» What the exercise asks
Select all lines holding the word "Bootp" from the entries that follow.

(Element data from apps and pages)
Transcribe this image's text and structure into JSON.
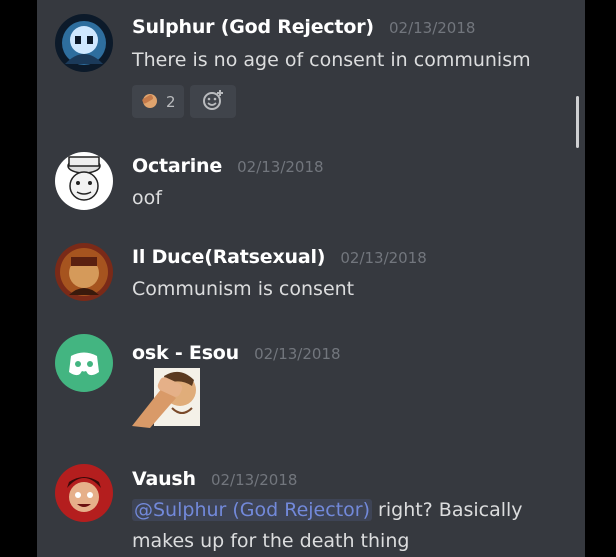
{
  "messages": [
    {
      "username": "Sulphur (God Rejector)",
      "timestamp": "02/13/2018",
      "text": "There is no age of consent in communism",
      "reaction": {
        "icon": "facepalm-emoji",
        "count": "2"
      },
      "add_reaction_icon": "add-reaction-icon"
    },
    {
      "username": "Octarine",
      "timestamp": "02/13/2018",
      "text": "oof"
    },
    {
      "username": "Il Duce(Ratsexual)",
      "timestamp": "02/13/2018",
      "text": "Communism is consent"
    },
    {
      "username": "osk - Esou",
      "timestamp": "02/13/2018",
      "sticker": "facepalm-sticker"
    },
    {
      "username": "Vaush",
      "timestamp": "02/13/2018",
      "mention": "@Sulphur (God Rejector)",
      "text_after_mention": " right? Basically",
      "text_line2": "makes up for the death thing"
    }
  ],
  "colors": {
    "background": "#36393f",
    "username": "#ffffff",
    "text": "#dcddde",
    "timestamp": "#72767d",
    "mention": "#7289da",
    "discord_blurple": "#43b581"
  }
}
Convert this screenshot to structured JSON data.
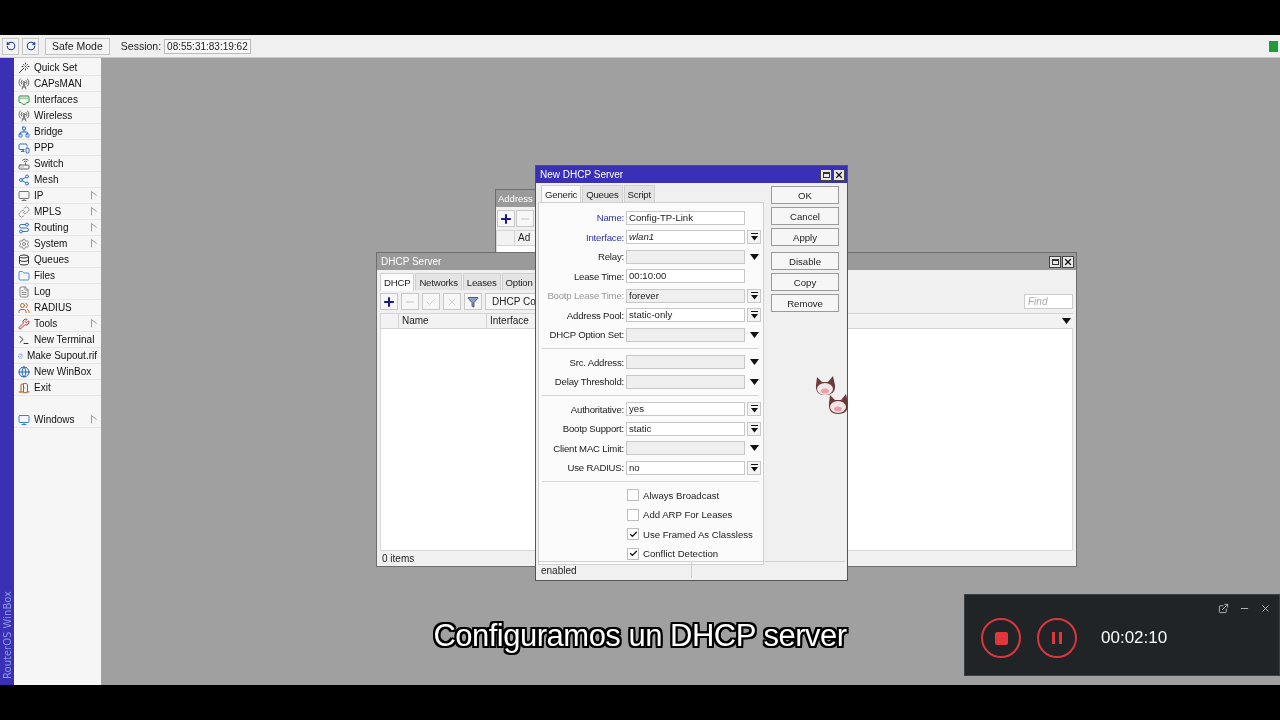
{
  "toolbar": {
    "safe_mode": "Safe Mode",
    "session_label": "Session:",
    "session": "08:55:31:83:19:62"
  },
  "sidebar": {
    "brand": "RouterOS WinBox",
    "items": [
      {
        "label": "Quick Set",
        "submenu": false
      },
      {
        "label": "CAPsMAN",
        "submenu": false
      },
      {
        "label": "Interfaces",
        "submenu": false
      },
      {
        "label": "Wireless",
        "submenu": false
      },
      {
        "label": "Bridge",
        "submenu": false
      },
      {
        "label": "PPP",
        "submenu": false
      },
      {
        "label": "Switch",
        "submenu": false
      },
      {
        "label": "Mesh",
        "submenu": false
      },
      {
        "label": "IP",
        "submenu": true
      },
      {
        "label": "MPLS",
        "submenu": true
      },
      {
        "label": "Routing",
        "submenu": true
      },
      {
        "label": "System",
        "submenu": true
      },
      {
        "label": "Queues",
        "submenu": false
      },
      {
        "label": "Files",
        "submenu": false
      },
      {
        "label": "Log",
        "submenu": false
      },
      {
        "label": "RADIUS",
        "submenu": false
      },
      {
        "label": "Tools",
        "submenu": true
      },
      {
        "label": "New Terminal",
        "submenu": false
      },
      {
        "label": "Make Supout.rif",
        "submenu": false
      },
      {
        "label": "New WinBox",
        "submenu": false
      },
      {
        "label": "Exit",
        "submenu": false
      }
    ],
    "bottom_items": [
      {
        "label": "Windows",
        "submenu": true
      }
    ]
  },
  "address_window": {
    "title": "Address",
    "tools": [
      {
        "kind": "add",
        "disabled": false
      },
      {
        "kind": "remove",
        "disabled": true
      }
    ],
    "column": "Ad"
  },
  "dhcp_window": {
    "title": "DHCP Server",
    "tabs": [
      {
        "label": "DHCP",
        "selected": true
      },
      {
        "label": "Networks",
        "selected": false
      },
      {
        "label": "Leases",
        "selected": false
      },
      {
        "label": "Option",
        "selected": false
      }
    ],
    "tools": [
      {
        "kind": "add",
        "disabled": false
      },
      {
        "kind": "remove",
        "disabled": true
      },
      {
        "kind": "enable",
        "disabled": true
      },
      {
        "kind": "disable",
        "disabled": true
      },
      {
        "kind": "filter",
        "disabled": false
      }
    ],
    "toolbar_button": "DHCP Co",
    "find_placeholder": "Find",
    "columns": [
      "Name",
      "Interface"
    ],
    "status": "0 items"
  },
  "dialog": {
    "title": "New DHCP Server",
    "tabs": [
      {
        "label": "Generic",
        "selected": true
      },
      {
        "label": "Queues",
        "selected": false
      },
      {
        "label": "Script",
        "selected": false
      }
    ],
    "groups": [
      [
        {
          "label": "Name:",
          "highlighted": true,
          "kind": "text",
          "value": "Config-TP-Link"
        },
        {
          "label": "Interface:",
          "highlighted": true,
          "kind": "select",
          "value": "wlan1",
          "italic": true
        },
        {
          "label": "Relay:",
          "highlighted": false,
          "kind": "optional"
        },
        {
          "label": "Lease Time:",
          "highlighted": false,
          "kind": "text",
          "value": "00:10:00"
        },
        {
          "label": "Bootp Lease Time:",
          "highlighted": false,
          "kind": "select",
          "value": "forever",
          "disabled": true
        },
        {
          "label": "Address Pool:",
          "highlighted": false,
          "kind": "select",
          "value": "static-only"
        },
        {
          "label": "DHCP Option Set:",
          "highlighted": false,
          "kind": "optional"
        }
      ],
      [
        {
          "label": "Src. Address:",
          "highlighted": false,
          "kind": "optional"
        },
        {
          "label": "Delay Threshold:",
          "highlighted": false,
          "kind": "optional"
        }
      ],
      [
        {
          "label": "Authoritative:",
          "highlighted": false,
          "kind": "select",
          "value": "yes"
        },
        {
          "label": "Bootp Support:",
          "highlighted": false,
          "kind": "select",
          "value": "static"
        },
        {
          "label": "Client MAC Limit:",
          "highlighted": false,
          "kind": "optional"
        },
        {
          "label": "Use RADIUS:",
          "highlighted": false,
          "kind": "select",
          "value": "no"
        }
      ]
    ],
    "checkboxes": [
      {
        "label": "Always Broadcast",
        "checked": false
      },
      {
        "label": "Add ARP For Leases",
        "checked": false
      },
      {
        "label": "Use Framed As Classless",
        "checked": true
      },
      {
        "label": "Conflict Detection",
        "checked": true
      }
    ],
    "buttons": [
      "OK",
      "Cancel",
      "Apply",
      "Disable",
      "Copy",
      "Remove"
    ],
    "status": "enabled"
  },
  "subtitle": "Configuramos un DHCP server",
  "recorder": {
    "time": "00:02:10"
  }
}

» Output for this task
          "label": "Bootp Lease Time:",
          "label": "Bootp Support:",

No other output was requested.